The second little bag is made of silk satin and chiffon, and in addition is studded with rhinestones. I spotted this one unerringly at a vintage fair, and had to wait quite a long time for the stallholder to be free to answer my questions about this mystery bag, for it looked completely unused. She seemed unsure as to the age, and doubtfully offered up an era I cannot recall, but I felt sure that was too recent. “It looks 1930s to me,” I said to her, and she conceded it did, excusing her first answer on the grounds of its pristine condition.

I am not sure exactly what shade of red to call it; it is lighter and orange-tinged, but not orange. I like to refer to the Wikipedia pages on colour for their names and descriptions, but the screen representations are poor. By its description it could be scarlet, or cinnabar, both of which are orange-toned reds.

Of course I did not need this bag either, but its ruffles had made my heart flutter, and the fact that I had nothing in my wardrobe to grace this with mattered not a whit. It is still pristine, for I have not taken it out yet either – it is enough to know that it exists, and it resides in my closet. Sometimes the mere fact of beauty is enough. When the heart flutters, buy.

Photos: March 2018

Wednesday
Jul252018

Head in the Clouds

I often go about with my head in the clouds because I am usually daydreaming as I gaze about the world around me. But this morning I really had my head in the clouds because I was wearing a new 1930s marabou headscarf that had just arrived the day before. It is very fluffy, and light blue, and made me literally think of fluffy clouds.

Then as I walked out into the glorious sunshine of a crisp winter’s day, the beauty of the blue sky – covered all over with feathery white clouds, stunned me! How perfectly perfect, I thought. Here I am in Melbourne’s Royal Botanic Gardens on my commute to work – the gardens as well as the sky make a lovely backdrop.

The scarf came from the aptly named shop A Flair for Drama on Etsy, and looks every better in real life than in photos. It is a delightful thing to wear (and very warm as well), and it’s just as pleasing to put a smile on other people’s faces too.

Life’s too short to wear a baseball cap! (Unless you’re going to the baseball.)

Photos: Today

Friday
Apr142017

Hat Roll-Call

This past year has been a very good year for finding vintage hats in op shops at bargain basement prices. And, I decided, Easter is an eggcellent time to parade some before you (sorry, that was irresistible). These summer hats coincidentally all feature bows.

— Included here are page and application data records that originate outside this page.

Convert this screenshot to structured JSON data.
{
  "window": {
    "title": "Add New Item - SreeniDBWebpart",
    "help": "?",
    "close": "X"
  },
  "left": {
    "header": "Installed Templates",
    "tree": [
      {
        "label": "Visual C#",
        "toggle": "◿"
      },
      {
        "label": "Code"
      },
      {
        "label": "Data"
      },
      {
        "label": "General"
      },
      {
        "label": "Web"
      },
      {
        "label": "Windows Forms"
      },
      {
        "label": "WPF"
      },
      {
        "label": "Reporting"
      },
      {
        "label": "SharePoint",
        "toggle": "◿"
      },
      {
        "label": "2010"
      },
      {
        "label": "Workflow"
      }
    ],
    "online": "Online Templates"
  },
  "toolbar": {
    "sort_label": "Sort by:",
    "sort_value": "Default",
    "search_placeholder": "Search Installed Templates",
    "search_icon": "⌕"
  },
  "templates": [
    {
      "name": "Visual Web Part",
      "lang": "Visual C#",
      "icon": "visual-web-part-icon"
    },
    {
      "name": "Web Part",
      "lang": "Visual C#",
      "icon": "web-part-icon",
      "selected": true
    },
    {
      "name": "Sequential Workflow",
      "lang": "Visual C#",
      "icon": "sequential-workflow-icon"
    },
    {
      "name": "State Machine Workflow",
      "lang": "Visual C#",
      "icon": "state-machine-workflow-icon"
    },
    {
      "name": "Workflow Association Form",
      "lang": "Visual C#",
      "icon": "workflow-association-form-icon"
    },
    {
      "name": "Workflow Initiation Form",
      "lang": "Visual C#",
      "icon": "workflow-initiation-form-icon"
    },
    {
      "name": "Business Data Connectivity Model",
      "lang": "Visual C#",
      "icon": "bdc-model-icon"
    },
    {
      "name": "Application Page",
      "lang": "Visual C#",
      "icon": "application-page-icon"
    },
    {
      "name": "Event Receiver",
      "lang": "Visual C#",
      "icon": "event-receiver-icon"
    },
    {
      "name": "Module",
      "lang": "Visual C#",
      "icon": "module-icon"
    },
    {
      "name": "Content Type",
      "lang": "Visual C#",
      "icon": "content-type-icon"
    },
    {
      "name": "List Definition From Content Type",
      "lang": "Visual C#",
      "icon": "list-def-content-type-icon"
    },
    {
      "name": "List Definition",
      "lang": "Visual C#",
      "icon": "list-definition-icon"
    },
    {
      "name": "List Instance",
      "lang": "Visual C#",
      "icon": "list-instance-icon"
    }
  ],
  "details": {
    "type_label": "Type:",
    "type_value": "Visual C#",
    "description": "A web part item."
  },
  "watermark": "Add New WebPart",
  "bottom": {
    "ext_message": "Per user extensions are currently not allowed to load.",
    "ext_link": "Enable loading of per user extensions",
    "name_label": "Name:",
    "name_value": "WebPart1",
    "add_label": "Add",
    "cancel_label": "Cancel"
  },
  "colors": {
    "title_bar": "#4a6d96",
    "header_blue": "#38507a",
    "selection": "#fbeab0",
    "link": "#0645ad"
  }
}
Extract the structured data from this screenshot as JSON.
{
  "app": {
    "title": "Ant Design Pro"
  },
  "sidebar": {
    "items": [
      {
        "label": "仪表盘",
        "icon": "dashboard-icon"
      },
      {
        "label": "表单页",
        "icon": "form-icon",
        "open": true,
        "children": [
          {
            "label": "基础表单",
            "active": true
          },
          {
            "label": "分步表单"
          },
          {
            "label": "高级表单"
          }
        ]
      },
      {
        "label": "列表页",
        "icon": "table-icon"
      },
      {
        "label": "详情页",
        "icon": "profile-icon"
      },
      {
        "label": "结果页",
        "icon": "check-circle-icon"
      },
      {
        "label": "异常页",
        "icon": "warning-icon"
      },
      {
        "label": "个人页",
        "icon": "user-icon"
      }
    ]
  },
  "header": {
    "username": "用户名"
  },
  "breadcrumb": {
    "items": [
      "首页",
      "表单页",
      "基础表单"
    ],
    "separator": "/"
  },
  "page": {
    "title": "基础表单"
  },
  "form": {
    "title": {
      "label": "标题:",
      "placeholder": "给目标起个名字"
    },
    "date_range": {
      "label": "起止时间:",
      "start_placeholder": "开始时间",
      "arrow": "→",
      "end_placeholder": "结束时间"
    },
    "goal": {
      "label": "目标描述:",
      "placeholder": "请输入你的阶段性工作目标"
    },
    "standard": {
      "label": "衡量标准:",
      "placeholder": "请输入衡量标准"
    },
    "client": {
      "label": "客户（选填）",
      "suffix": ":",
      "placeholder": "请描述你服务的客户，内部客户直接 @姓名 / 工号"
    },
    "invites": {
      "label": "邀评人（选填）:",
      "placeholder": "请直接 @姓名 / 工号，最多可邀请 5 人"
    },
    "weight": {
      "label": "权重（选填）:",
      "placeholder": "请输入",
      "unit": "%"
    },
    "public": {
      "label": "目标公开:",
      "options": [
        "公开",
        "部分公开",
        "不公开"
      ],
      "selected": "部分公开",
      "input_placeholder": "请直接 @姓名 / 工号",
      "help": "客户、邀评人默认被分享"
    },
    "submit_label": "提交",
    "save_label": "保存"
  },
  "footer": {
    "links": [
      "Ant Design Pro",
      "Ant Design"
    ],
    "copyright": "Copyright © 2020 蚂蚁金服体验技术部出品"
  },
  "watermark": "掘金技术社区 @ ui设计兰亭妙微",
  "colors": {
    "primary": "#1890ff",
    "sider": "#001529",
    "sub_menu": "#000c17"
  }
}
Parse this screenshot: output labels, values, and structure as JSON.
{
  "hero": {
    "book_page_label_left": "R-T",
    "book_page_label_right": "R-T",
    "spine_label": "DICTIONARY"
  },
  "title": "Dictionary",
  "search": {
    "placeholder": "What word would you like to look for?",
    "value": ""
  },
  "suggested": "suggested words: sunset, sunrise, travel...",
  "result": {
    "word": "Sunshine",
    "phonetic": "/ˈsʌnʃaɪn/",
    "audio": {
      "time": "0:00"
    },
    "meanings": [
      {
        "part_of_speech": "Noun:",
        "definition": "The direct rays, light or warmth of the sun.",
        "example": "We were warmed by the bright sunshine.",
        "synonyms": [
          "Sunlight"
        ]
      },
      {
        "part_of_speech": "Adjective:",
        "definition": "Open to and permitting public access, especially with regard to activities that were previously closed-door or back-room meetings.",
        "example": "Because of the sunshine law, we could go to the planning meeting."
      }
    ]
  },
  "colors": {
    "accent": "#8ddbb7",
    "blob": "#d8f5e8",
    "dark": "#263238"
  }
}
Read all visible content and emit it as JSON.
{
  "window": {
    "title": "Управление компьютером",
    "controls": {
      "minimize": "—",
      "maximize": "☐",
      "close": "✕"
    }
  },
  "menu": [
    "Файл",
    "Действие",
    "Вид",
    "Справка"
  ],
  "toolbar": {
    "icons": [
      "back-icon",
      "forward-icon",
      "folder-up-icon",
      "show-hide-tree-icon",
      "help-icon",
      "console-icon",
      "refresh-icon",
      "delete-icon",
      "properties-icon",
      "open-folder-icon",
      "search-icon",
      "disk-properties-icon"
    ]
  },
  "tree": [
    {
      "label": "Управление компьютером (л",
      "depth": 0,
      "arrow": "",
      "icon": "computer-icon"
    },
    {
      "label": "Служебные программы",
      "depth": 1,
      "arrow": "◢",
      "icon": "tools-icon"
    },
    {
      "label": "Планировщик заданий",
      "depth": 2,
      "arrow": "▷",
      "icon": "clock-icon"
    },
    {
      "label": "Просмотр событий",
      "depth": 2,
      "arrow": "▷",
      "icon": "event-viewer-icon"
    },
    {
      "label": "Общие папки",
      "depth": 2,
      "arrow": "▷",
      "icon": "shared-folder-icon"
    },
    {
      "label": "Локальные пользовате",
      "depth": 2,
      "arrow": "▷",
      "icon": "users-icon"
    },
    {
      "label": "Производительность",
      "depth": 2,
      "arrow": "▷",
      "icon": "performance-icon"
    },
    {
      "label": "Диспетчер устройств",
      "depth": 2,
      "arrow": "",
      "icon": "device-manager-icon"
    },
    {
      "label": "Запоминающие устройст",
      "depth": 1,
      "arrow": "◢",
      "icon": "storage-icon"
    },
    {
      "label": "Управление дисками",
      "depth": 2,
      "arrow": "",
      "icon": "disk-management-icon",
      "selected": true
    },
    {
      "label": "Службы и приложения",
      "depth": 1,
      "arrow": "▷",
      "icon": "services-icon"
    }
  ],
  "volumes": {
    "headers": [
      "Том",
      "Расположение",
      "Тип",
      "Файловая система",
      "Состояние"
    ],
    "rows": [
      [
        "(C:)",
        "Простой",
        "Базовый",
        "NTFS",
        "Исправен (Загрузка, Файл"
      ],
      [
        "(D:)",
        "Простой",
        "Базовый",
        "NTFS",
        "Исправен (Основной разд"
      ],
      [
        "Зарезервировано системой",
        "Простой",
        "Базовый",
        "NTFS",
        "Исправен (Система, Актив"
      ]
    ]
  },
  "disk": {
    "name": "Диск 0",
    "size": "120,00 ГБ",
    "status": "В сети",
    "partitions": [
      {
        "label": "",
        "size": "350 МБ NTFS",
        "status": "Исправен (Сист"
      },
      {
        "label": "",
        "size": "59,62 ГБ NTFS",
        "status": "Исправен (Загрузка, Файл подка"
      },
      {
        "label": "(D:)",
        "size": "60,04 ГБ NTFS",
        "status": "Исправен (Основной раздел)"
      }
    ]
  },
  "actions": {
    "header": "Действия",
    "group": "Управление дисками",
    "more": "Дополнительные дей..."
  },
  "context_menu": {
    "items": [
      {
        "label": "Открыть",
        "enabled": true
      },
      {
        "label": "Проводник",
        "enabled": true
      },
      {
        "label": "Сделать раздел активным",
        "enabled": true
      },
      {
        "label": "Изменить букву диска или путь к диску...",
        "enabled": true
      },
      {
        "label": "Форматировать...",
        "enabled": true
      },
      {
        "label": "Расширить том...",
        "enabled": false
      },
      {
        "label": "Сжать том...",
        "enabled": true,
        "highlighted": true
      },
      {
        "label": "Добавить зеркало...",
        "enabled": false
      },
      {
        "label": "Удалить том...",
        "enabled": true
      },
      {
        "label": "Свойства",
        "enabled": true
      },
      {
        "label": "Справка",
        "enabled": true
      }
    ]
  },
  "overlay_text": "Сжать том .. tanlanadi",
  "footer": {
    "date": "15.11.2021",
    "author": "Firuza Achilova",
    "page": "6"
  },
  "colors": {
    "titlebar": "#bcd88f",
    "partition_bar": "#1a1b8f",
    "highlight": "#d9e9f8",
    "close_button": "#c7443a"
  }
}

First up is what I suspect is a 1930s navy and natural straw hat found on one lunchtime spree at a store near my workplace. It does not have a label on the inside, but I am estimating it to be from this era because of the shape and materials that are very similar to another straw 1930s hat I own. The lining of the brim was torn from the crown – easily fixed – and otherwise it is in very good condition and was a steal at $10. It looks very elegant on, and the other great thing is that it fits very tightly, so even a high wind was unable to whip it off my head.

The second hat is possibly from the 1980s. It is a huge cartwheel of natural store, and tied with a black jacquard taffeta bow at the back. The fabric has the distinctive moiré pattern of that formal fabric that was so popular in the Eighties. This does threaten to take flight on a windy day (a hat elastic fixed that), but it offers great shelter from our strong southern sun. A $4 bargain from a little charity store.

Also from the 1980s is this black straw closely-fitting visored hat that I found at the same time as the Prada kepi, in a huge vintage warehouse in Geelong. The deep crown features a black grosgrain ribbon that forms a bow at the back. The visor provides great shelter, though not so at the back clearly. Perhaps I should be wearing it 80s style, with a giant white shirt with the collar turned up to protect my neck? This was another cheapie that cost only $4 (reduced from $8).

I do hope you are all having a very Good Friday!

Photos: March 2017